The survey will take approximately 10 minutes to complete, and your responses will be extremely helpful for planning and improving both Family Tree Magazine and FamilyTreeMagazine.com. Thank you, in advance, for completing this subscriber survey. We look forward to receiving your valuable input!

Click here to complete the subscriber survey.

ShopFamilyTree.com Sales
Monday, March 28, 2011 4:23:24 PM (Eastern Standard Time, UTC-05:00)  #  Comments [3]
# Sunday, March 27, 2011
"Who Do You Think You Are?" Episode 6 Recap
Posted by jamie

Spoiler Alert: If you don't already know what happened during Steve Buscemi's episode of “Who Do You Think You Are?” you are about to find out.

 "Who Do You Think You Are?" has been on hiatus for a few weeks, so I've really been jonesin' for the NBC family history hit. And Steve Buscemi's episode delivered a one-two punch of drama and mystery that had me on the edge of my seat.

Buscemi, a native New Yorker, began his genealogy journey by meeting with his parents. His family wanted to know more about his mother's ancestry because Amanda Van Dine, Buscemi's mother's mother, took her own life in 1928, leaving a void on in the family tree.

The death certificate of Amanda Van Dine's mother, Jane Van Dine, reveals her parent's names, Julia Vanderhof and Ralph Montgomery, as well as her address when she died. Coincidentally, the address is now a restaurant Buscemi frequents.

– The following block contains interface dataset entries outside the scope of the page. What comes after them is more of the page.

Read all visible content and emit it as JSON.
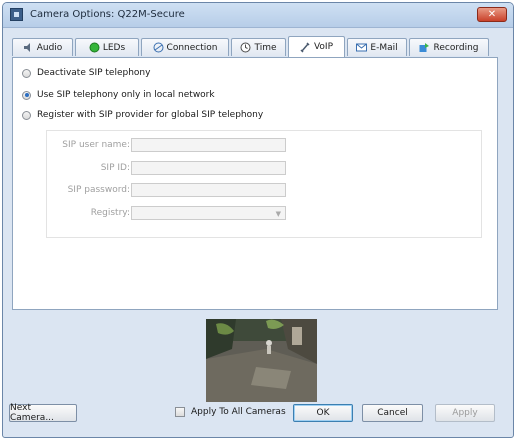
{
  "window": {
    "title": "Camera Options: Q22M-Secure",
    "close_label": "✕"
  },
  "tabs": [
    {
      "label": "Audio",
      "icon": "speaker-icon"
    },
    {
      "label": "LEDs",
      "icon": "led-icon"
    },
    {
      "label": "Connection",
      "icon": "connection-icon"
    },
    {
      "label": "Time",
      "icon": "clock-icon"
    },
    {
      "label": "VoIP",
      "icon": "phone-icon",
      "active": true
    },
    {
      "label": "E-Mail",
      "icon": "mail-icon"
    },
    {
      "label": "Recording",
      "icon": "recording-icon"
    }
  ],
  "options": {
    "deactivate": "Deactivate SIP telephony",
    "local": "Use SIP telephony only in local network",
    "register": "Register with SIP provider for global SIP telephony",
    "selected": "local"
  },
  "fields": {
    "user_name": "SIP user name:",
    "sip_id": "SIP ID:",
    "password": "SIP password:",
    "registry": "Registry:"
  },
  "footer": {
    "next_camera": "Next Camera...",
    "apply_all": "Apply To All Cameras",
    "ok": "OK",
    "cancel": "Cancel",
    "apply": "Apply"
  }
}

The 1880 census lists Jane Montgomery as an 11-year-old live-in servant in Camden, N.J. A researcher explains to Buscemi that it was common for children to enter the workforce, especially poverty stricken families.

Buscemi then searches Ancestry.com's user-uploaded family trees to find more on Jane Montgomery's parents. Another user has posted a tree with information about Ralph Montgomery, who was born in 1834 in Milton, Pa. Buscemi contacts the person who made the tree, to get more info from them.

In the mean time, he heads to Harrisburg, Pa., to visit state archives. Ralph Montgomery is listed as a dentist in tax records, but the 1860 census indicates he was a grocer and married to woman named Margaret with two young children. Buscemi is stunned to learn his great-great grandfather had a family before he married Buscemi's great-great grandmother Julia Vanderhof.

Buscemi then takes to microfilmed copies of the Pennsylvania Telegraph to try to learn more. He discovers a small snippet about a suicide note signed by Ralph Montgomery found near the Susquehanna River. Clearly, he did not complete suicide, but this must have been a particularly trying time for Ralph Montgomery.

Court records reveal Ralph Montgomery was charged with assault and battery in 1859, but the charges were later dropped. He disappears from tax records in 1861, the year the Civil War began.

This leads Buscemi to search military records. Muster cards reveal Ralph Montgomery enlisted in Pennsylvania's 91st regiment. He deserted June 1962 in Alexandria, Va., a common occurrence for a citizen army, and returned August 1962. He fought in the Battle of Fredericksburg, a bloody loss for the Union. After fighting another battle, he deserted for the last time. (For more on the war between the states, see Life in Civil War America.)

The special Civil War veterans schedule of the 1890 Census lists Ralph's first wife Margaret as a widow; she assumed Ralph was dead when her husband never came home.

Buscemi then get a hold of Ralph Montgomery's New Jersey death certificate. The document indicates he was a dentist and died of tuberculosis. He was buried in strangers row, where indigent or unknown people were buried in unmarked graves.

Buscemi then returns to Brooklyn to meet the person who posted the Ancestry.com family tree. Carol Olive, Buscemi's third cousin, reveals Julia Vanderhof, Ralph Montgomery's second wife, remarried to Charles Brandenburg. Her children who were working as servants, including Jane, are again living with their mother in Brooklyn in the 1892 New York census. (For more on Empire State ancestors, see our on-demand webinar.)

"WDYTYA" airs Fridays at 8pm EST on NBC. Check the Genealogy Insider blog for a brief recap of each episode.

And if you haven't already, check out the bonus scenes for each episode of "WDYTYA?" on Hulu.com.

"Who Do You Think You Are?" | Celebrity Roots | Civil War
Sunday, March 27, 2011 10:39:00 AM (Eastern Standard Time, UTC-05:00)  #  Comments [6]